Entries from a dataset of interfaces
============================================================
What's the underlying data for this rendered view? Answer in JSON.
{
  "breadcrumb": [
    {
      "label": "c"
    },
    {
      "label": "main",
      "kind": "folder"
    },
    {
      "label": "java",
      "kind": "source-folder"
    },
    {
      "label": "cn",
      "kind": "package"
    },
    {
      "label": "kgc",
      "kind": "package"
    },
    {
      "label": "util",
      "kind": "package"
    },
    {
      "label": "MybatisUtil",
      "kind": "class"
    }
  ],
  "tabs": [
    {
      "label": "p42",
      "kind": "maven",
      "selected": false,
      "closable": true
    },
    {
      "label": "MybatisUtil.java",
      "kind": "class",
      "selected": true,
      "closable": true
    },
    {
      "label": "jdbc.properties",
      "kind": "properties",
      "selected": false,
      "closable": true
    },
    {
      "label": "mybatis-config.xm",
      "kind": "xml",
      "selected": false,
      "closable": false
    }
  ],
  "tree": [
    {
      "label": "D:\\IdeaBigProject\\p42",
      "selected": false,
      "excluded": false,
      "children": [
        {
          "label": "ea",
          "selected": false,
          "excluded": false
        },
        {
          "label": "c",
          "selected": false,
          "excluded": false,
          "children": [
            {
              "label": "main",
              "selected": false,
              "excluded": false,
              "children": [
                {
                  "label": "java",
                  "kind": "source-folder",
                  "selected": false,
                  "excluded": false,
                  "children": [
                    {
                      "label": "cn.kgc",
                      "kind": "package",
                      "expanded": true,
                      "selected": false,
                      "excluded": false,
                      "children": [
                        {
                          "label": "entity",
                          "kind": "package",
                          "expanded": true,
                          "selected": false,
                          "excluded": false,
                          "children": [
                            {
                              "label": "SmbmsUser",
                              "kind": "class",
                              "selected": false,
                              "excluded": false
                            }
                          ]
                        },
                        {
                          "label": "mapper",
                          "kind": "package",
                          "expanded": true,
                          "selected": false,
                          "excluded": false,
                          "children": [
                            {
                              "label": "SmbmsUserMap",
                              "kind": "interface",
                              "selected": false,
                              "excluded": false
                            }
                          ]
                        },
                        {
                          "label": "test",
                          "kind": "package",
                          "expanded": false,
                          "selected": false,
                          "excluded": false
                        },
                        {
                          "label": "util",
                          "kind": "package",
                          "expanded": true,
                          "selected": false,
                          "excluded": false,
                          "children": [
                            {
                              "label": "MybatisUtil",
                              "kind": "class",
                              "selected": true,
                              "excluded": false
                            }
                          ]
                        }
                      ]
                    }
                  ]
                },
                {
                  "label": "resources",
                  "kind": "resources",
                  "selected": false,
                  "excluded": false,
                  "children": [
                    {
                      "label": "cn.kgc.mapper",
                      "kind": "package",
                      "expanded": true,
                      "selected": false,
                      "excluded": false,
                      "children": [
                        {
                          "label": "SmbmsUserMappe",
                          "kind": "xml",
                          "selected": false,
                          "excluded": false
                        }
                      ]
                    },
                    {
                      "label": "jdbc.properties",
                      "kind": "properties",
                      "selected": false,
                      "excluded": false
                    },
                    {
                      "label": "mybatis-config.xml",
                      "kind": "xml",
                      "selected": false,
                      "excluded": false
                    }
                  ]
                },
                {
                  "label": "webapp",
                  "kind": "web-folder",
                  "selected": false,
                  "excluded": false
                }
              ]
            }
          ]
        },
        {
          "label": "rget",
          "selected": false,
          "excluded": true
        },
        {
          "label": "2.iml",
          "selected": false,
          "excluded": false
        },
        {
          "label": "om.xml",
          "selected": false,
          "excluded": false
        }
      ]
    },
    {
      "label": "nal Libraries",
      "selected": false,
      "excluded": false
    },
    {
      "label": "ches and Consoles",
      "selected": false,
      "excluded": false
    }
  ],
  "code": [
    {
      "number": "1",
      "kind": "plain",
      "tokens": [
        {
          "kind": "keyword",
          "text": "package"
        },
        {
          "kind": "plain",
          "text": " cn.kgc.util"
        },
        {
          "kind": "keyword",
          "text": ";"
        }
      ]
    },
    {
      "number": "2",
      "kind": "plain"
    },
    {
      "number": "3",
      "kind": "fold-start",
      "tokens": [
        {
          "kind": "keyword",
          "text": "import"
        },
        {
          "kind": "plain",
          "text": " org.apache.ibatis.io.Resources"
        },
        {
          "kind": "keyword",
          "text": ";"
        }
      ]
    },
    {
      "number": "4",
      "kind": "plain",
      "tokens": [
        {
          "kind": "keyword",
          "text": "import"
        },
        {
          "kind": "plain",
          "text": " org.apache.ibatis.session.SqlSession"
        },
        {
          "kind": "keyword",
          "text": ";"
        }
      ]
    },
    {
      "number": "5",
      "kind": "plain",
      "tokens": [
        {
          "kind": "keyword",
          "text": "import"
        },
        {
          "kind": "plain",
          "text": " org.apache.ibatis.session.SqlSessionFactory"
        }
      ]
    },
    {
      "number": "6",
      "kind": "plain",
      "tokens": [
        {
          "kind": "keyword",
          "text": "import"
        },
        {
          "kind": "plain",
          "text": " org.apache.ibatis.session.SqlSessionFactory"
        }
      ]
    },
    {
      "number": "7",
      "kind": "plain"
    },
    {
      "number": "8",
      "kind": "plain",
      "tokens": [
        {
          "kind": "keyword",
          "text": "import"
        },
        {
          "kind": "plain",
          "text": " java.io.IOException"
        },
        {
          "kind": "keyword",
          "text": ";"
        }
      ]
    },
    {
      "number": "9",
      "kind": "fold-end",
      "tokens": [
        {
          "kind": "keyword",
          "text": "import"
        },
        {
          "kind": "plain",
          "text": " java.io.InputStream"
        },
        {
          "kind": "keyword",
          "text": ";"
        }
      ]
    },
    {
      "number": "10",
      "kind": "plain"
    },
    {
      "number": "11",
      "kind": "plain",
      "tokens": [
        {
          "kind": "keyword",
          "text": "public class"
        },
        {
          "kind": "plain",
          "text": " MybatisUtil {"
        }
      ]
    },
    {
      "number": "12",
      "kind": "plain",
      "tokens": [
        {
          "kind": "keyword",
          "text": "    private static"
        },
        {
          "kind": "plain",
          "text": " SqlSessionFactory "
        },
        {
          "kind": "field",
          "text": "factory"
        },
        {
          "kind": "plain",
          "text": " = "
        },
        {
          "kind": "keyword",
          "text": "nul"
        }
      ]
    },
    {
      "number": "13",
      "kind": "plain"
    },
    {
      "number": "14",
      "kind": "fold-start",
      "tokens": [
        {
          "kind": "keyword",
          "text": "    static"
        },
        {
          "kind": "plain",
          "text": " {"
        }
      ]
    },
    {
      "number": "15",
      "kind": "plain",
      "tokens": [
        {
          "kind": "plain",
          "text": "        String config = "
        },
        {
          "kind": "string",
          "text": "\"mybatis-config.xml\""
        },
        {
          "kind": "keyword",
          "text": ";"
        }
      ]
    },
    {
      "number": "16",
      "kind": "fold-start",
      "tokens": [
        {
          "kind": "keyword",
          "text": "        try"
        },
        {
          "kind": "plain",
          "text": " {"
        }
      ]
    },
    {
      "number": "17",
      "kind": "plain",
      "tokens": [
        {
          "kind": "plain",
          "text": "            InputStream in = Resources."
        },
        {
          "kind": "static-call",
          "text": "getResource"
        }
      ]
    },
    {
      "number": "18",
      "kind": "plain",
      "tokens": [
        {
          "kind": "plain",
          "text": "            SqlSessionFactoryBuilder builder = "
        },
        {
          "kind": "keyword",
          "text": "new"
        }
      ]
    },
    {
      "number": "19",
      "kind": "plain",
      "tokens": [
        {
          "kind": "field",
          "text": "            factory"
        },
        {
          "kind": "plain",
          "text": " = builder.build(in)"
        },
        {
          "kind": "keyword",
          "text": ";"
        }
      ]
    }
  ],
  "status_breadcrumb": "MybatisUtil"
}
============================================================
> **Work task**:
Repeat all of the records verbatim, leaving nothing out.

> **Task solution**:
What's the underlying data for this rendered view? Answer in JSON.
{
  "breadcrumb": [
    {
      "label": "c"
    },
    {
      "label": "main",
      "kind": "folder"
    },
    {
      "label": "java",
      "kind": "source-folder"
    },
    {
      "label": "cn",
      "kind": "package"
    },
    {
      "label": "kgc",
      "kind": "package"
    },
    {
      "label": "util",
      "kind": "package"
    },
    {
      "label": "MybatisUtil",
      "kind": "class"
    }
  ],
  "tabs": [
    {
      "label": "p42",
      "kind": "maven",
      "selected": false,
      "closable": true
    },
    {
      "label": "MybatisUtil.java",
      "kind": "class",
      "selected": true,
      "closable": true
    },
    {
      "label": "jdbc.properties",
      "kind": "properties",
      "selected": false,
      "closable": true
    },
    {
      "label": "mybatis-config.xm",
      "kind": "xml",
      "selected": false,
      "closable": false
    }
  ],
  "tree": [
    {
      "label": "D:\\IdeaBigProject\\p42",
      "selected": false,
      "excluded": false,
      "children": [
        {
          "label": "ea",
          "selected": false,
          "excluded": false
        },
        {
          "label": "c",
          "selected": false,
          "excluded": false,
          "children": [
            {
              "label": "main",
              "selected": false,
              "excluded": false,
              "children": [
                {
                  "label": "java",
                  "kind": "source-folder",
                  "selected": false,
                  "excluded": false,
                  "children": [
                    {
                      "label": "cn.kgc",
                      "kind": "package",
                      "expanded": true,
                      "selected": false,
                      "excluded": false,
                      "children": [
                        {
                          "label": "entity",
                          "kind": "package",
                          "expanded": true,
                          "selected": false,
                          "excluded": false,
                          "children": [
                            {
                              "label": "SmbmsUser",
                              "kind": "class",
                              "selected": false,
                              "excluded": false
                            }
                          ]
                        },
                        {
                          "label": "mapper",
                          "kind": "package",
                          "expanded": true,
                          "selected": false,
                          "excluded": false,
                          "children": [
                            {
                              "label": "SmbmsUserMap",
                              "kind": "interface",
                              "selected": false,
                              "excluded": false
                            }
                          ]
                        },
                        {
                          "label": "test",
                          "kind": "package",
                          "expanded": false,
                          "selected": false,
                          "excluded": false
                        },
                        {
                          "label": "util",
                          "kind": "package",
                          "expanded": true,
                          "selected": false,
                          "excluded": false,
                          "children": [
                            {
                              "label": "MybatisUtil",
                              "kind": "class",
                              "selected": true,
                              "excluded": false
                            }
                          ]
                        }
                      ]
                    }
                  ]
                },
                {
                  "label": "resources",
                  "kind": "resources",
                  "selected": false,
                  "excluded": false,
                  "children": [
                    {
                      "label": "cn.kgc.mapper",
                      "kind": "package",
                      "expanded": true,
                      "selected": false,
                      "excluded": false,
                      "children": [
                        {
                          "label": "SmbmsUserMappe",
                          "kind": "xml",
                          "selected": false,
                          "excluded": false
                        }
                      ]
                    },
                    {
                      "label": "jdbc.properties",
                      "kind": "properties",
                      "selected": false,
                      "excluded": false
                    },
                    {
                      "label": "mybatis-config.xml",
                      "kind": "xml",
                      "selected": false,
                      "excluded": false
                    }
                  ]
                },
                {
                  "label": "webapp",
                  "kind": "web-folder",
                  "selected": false,
                  "excluded": false
                }
              ]
            }
          ]
        },
        {
          "label": "rget",
          "selected": false,
          "excluded": true
        },
        {
          "label": "2.iml",
          "selected": false,
          "excluded": false
        },
        {
          "label": "om.xml",
          "selected": false,
          "excluded": false
        }
      ]
    },
    {
      "label": "nal Libraries",
      "selected": false,
      "excluded": false
    },
    {
      "label": "ches and Consoles",
      "selected": false,
      "excluded": false
    }
  ],
  "code": [
    {
      "number": "1",
      "kind": "plain",
      "tokens": [
        {
          "kind": "keyword",
          "text": "package"
        },
        {
          "kind": "plain",
          "text": " cn.kgc.util"
        },
        {
          "kind": "keyword",
          "text": ";"
        }
      ]
    },
    {
      "number": "2",
      "kind": "plain"
    },
    {
      "number": "3",
      "kind": "fold-start",
      "tokens": [
        {
          "kind": "keyword",
          "text": "import"
        },
        {
          "kind": "plain",
          "text": " org.apache.ibatis.io.Resources"
        },
        {
          "kind": "keyword",
          "text": ";"
        }
      ]
    },
    {
      "number": "4",
      "kind": "plain",
      "tokens": [
        {
          "kind": "keyword",
          "text": "import"
        },
        {
          "kind": "plain",
          "text": " org.apache.ibatis.session.SqlSession"
        },
        {
          "kind": "keyword",
          "text": ";"
        }
      ]
    },
    {
      "number": "5",
      "kind": "plain",
      "tokens": [
        {
          "kind": "keyword",
          "text": "import"
        },
        {
          "kind": "plain",
          "text": " org.apache.ibatis.session.SqlSessionFactory"
        }
      ]
    },
    {
      "number": "6",
      "kind": "plain",
      "tokens": [
        {
          "kind": "keyword",
          "text": "import"
        },
        {
          "kind": "plain",
          "text": " org.apache.ibatis.session.SqlSessionFactory"
        }
      ]
    },
    {
      "number": "7",
      "kind": "plain"
    },
    {
      "number": "8",
      "kind": "plain",
      "tokens": [
        {
          "kind": "keyword",
          "text": "import"
        },
        {
          "kind": "plain",
          "text": " java.io.IOException"
        },
        {
          "kind": "keyword",
          "text": ";"
        }
      ]
    },
    {
      "number": "9",
      "kind": "fold-end",
      "tokens": [
        {
          "kind": "keyword",
          "text": "import"
        },
        {
          "kind": "plain",
          "text": " java.io.InputStream"
        },
        {
          "kind": "keyword",
          "text": ";"
        }
      ]
    },
    {
      "number": "10",
      "kind": "plain"
    },
    {
      "number": "11",
      "kind": "plain",
      "tokens": [
        {
          "kind": "keyword",
          "text": "public class"
        },
        {
          "kind": "plain",
          "text": " MybatisUtil {"
        }
      ]
    },
    {
      "number": "12",
      "kind": "plain",
      "tokens": [
        {
          "kind": "keyword",
          "text": "    private static"
        },
        {
          "kind": "plain",
          "text": " SqlSessionFactory "
        },
        {
          "kind": "field",
          "text": "factory"
        },
        {
          "kind": "plain",
          "text": " = "
        },
        {
          "kind": "keyword",
          "text": "nul"
        }
      ]
    },
    {
      "number": "13",
      "kind": "plain"
    },
    {
      "number": "14",
      "kind": "fold-start",
      "tokens": [
        {
          "kind": "keyword",
          "text": "    static"
        },
        {
          "kind": "plain",
          "text": " {"
        }
      ]
    },
    {
      "number": "15",
      "kind": "plain",
      "tokens": [
        {
          "kind": "plain",
          "text": "        String config = "
        },
        {
          "kind": "string",
          "text": "\"mybatis-config.xml\""
        },
        {
          "kind": "keyword",
          "text": ";"
        }
      ]
    },
    {
      "number": "16",
      "kind": "fold-start",
      "tokens": [
        {
          "kind": "keyword",
          "text": "        try"
        },
        {
          "kind": "plain",
          "text": " {"
        }
      ]
    },
    {
      "number": "17",
      "kind": "plain",
      "tokens": [
        {
          "kind": "plain",
          "text": "            InputStream in = Resources."
        },
        {
          "kind": "static-call",
          "text": "getResource"
        }
      ]
    },
    {
      "number": "18",
      "kind": "plain",
      "tokens": [
        {
          "kind": "plain",
          "text": "            SqlSessionFactoryBuilder builder = "
        },
        {
          "kind": "keyword",
          "text": "new"
        }
      ]
    },
    {
      "number": "19",
      "kind": "plain",
      "tokens": [
        {
          "kind": "field",
          "text": "            factory"
        },
        {
          "kind": "plain",
          "text": " = builder.build(in)"
        },
        {
          "kind": "keyword",
          "text": ";"
        }
      ]
    }
  ],
  "status_breadcrumb": "MybatisUtil"
}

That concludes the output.